Peter Wicher has been in Silicon Valley for more than 30 years. He uses his experience as a tech company executive, technologist, and educator to explain not just the “What” of exponentially-growing technologies, but also the “Why” and the “How.” Peter has been a leader in early-stage startups in AI, IoT, and education technology. His most recent technology company, InForce Computing, was Qualcomm’s partner for applying advanced smart-phone processors in IoT applications such as portable ultrasound and video analytics. As a senior executive in the semiconductor industry, Peter worked at the forefront of computer graphics and video including 3D gaming and high-definition television with companies such as 3dfx and Trident Microsystems. During those years he defined multiple system-level products that together generated nearly $1B in revenue. Peter was awarded the U.S. patent for a video design that most of us have used: showing a presentation from your laptop computer on a projector or TV.
Peter has extensive international experience, having managed offices in 10 different countries. In 4 years as Director of Strategic Relations at Singularity University he consulted for many national governments, helping them to understand the pace of technological change and how to be ready for the future that is coming.
Peter holds BS and MS degrees in electrical engineering and computer science, and an MBA, all from Berkeley, as well as an MS in Special Education from St. Joseph’s University. He shares his thoughts on how exponentially growing technologies will be used to tackle important social challenges in his blog, www.FutureResolve.com.
The Art of The Possible
This talk explains the accelerating pace of technological change, and how leaders with the right mindset, talent, and vision can harness that pace to solve global challenges. The world’s greatest problems such as education, water, food, energy, shelter, and healthcare, represent an entrepreneur’s greatest opportunities. The presentation covers a range of exponential technologies such as AI, IoT, Computing, Digital Biology, 3D Printing, and nano-technology. It gives examples of companies and organizations that are succeeding in leveraging these expanding capabilities to drive significant growth. It also shows cases of those who are missing out, and examines why. Today we are experiencing the slowest rate of change that we will experience for the rest of our lives, because tomorrow it will be faster! Individuals and organizations who embrace that reality will be able to thrive in the future that is coming.
Computing, Networks, and Sensors
Humans have always had an insatiable appetite for understanding!
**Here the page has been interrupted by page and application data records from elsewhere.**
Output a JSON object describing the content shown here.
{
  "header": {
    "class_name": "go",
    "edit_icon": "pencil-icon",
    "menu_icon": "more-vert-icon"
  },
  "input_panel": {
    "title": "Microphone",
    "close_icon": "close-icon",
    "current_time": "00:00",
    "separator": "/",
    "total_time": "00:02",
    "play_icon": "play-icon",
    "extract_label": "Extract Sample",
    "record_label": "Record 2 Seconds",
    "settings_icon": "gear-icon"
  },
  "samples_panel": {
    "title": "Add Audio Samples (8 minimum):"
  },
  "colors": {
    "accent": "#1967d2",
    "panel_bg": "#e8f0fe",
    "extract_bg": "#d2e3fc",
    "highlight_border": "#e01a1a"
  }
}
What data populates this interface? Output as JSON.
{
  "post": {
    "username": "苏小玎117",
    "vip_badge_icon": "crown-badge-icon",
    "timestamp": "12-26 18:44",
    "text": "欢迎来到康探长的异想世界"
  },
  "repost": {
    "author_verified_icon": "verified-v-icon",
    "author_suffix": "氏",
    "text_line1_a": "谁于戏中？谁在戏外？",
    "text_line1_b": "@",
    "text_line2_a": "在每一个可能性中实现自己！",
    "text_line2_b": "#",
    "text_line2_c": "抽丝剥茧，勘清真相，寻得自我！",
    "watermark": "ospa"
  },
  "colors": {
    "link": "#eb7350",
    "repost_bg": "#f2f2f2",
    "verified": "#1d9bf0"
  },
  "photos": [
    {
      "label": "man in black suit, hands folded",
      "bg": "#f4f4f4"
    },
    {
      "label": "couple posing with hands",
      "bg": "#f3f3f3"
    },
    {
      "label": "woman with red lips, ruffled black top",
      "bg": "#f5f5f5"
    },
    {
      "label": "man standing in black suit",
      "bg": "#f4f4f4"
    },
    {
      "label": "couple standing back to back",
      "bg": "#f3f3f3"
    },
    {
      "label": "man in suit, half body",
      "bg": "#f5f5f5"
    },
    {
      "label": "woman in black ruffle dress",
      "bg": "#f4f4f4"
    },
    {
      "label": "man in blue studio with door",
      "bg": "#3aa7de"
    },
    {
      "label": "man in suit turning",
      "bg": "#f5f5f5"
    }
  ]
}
Whether it was tracking debts and taxes, taking inventory, or creating virtual environments, the development of computers, networks, and sensors has always been driven by our desire to know and to share our knowledge. The pace of change is relentless: the next ten years will see more opportunities for meeting important human needs than there have been in the past century. This talk reviews the history of computing, networks, and sensors and forecasts the future of developments like GPUs, quantum computers, sensors on and in humans, and how they, and we, will be networked together. In the future, transactions will be increasingly transparent on all sides, and the stakes for making solid business and ethical decisions will be ever more consequential.
The Internet, of Everyone and Everything
It has been twenty years since Neil Gross coined the term, “Internet of Things.” This talk explains the history of the Internet of Things, IoT, and projects its extraordinary future. Far beyond smart cameras and robotic vacuum cleaners, the IoT will give us the ability to know anything, about anything, at any time. It is information about everything that matters to us: our environment, our safety, our productivity, the things we build, use, live in, eat, and drink. What does that actually mean for individuals, organizations, and decision makers? Being able to ask the right questions will become a vital skill. Issues of ethics and privacy, which frequently differ across cultures, must be managed. This talk will cover the history of IoT and project its future. A variety of fascinating sensors and applications will be covered. Today we can put a full-blown networked PC on the back of a bee: what will be possible in 20 years, and why? The talk explores key IoT applications in health, environment, manufacturing, education, and more. In the future, when information about anything is abundant, understanding what information is truly important will be critical for personal and organizational success.